Physicians treating children with symptoms that indicate a potential central nervous system infection—a life-threatening condition—need to know two things: whether the infection is being caused by a pathogen, and if so, its identity.
The San Diego, CA-based Rady Children’s Institute for Genomic Medicine (RCIGM), a subsidiary of Rady Children’s Hospital and Health Center, said today it has teamed up with a metagenomics startup headquartered in San Francisco, IDbyDNA, to evaluate the company’s platform as a diagnostic tool for children with such symptoms.
IDbyDNA raised $9 million in 2016 in a Series A round led by Artis Ventures, a San Francisco-based venture capital firm. ARUP Laboratories and other private investors also participated.
The startup’s founder, president, and CEO, Guochun Liao, says the technology it has developed uses next generation sequencing to detect pathogens, including bacteria, viruses, fungi, and parasites.

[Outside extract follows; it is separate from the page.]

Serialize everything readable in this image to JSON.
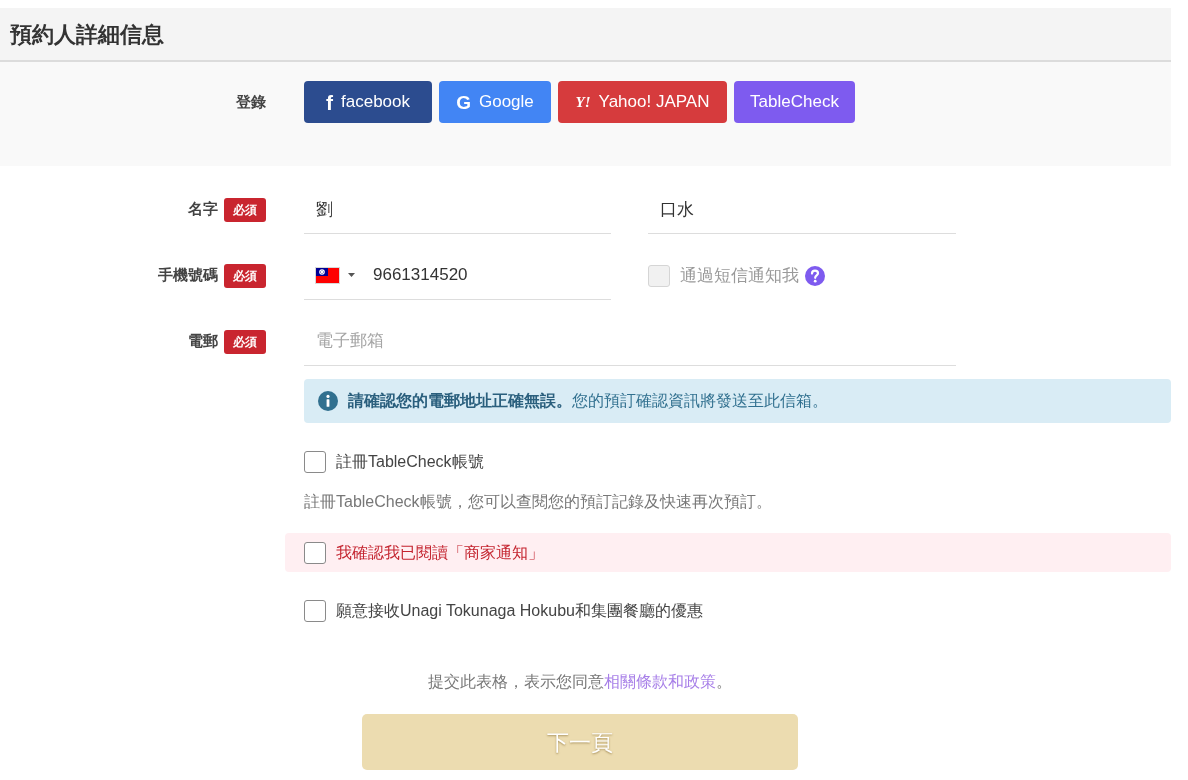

RCIGM and IDbyDNA together have launched a clinical trial to determine whether the platform, called Explify, can simultaneously analyze the pathogens and immune reaction in the cerebrospinal fluid of pediatric patients.
Diagnosing children who appear to have symptoms of CNS infection, such as meningitis or encephalitis, is complex. Symptoms can be general. And while it’s important for physicians to be able to identify a pathogen if it is causing an infection, doctors also need to check if symptoms are being caused by an autoimmune disease unrelated to infection, RCIGM president and CEO Stephen Kingsmore said.
Children with such symptoms can be easily misdiagnosed, and treatment for an infection versus treatment for an immune response is entirely different, said Lauge Farnaes, the study’s principal investigator and assistant medical director at RCIGM.
Samples taken for the study will be compared to more than 50,000 microorganisms and more than 3,000 pathogens in Explify’s database, according to IDbyDNA. The microbial content in the sample and the patient’s immune response will also be analyzed. The diagnostic rate and clinical utility of the sequencing will then be compared to standard testing results to determine whether the platform improves diagnostics.
In addition to Rady Children’s Hospital in San Diego—a 524-bed facility that provides medical services to San Diego, southern Riverside, and Imperial counties—tests will also take place at Children’s Hospital of Orange County in Orange, CA, and at Nicklaus Children’s Hospital in Miami, FL.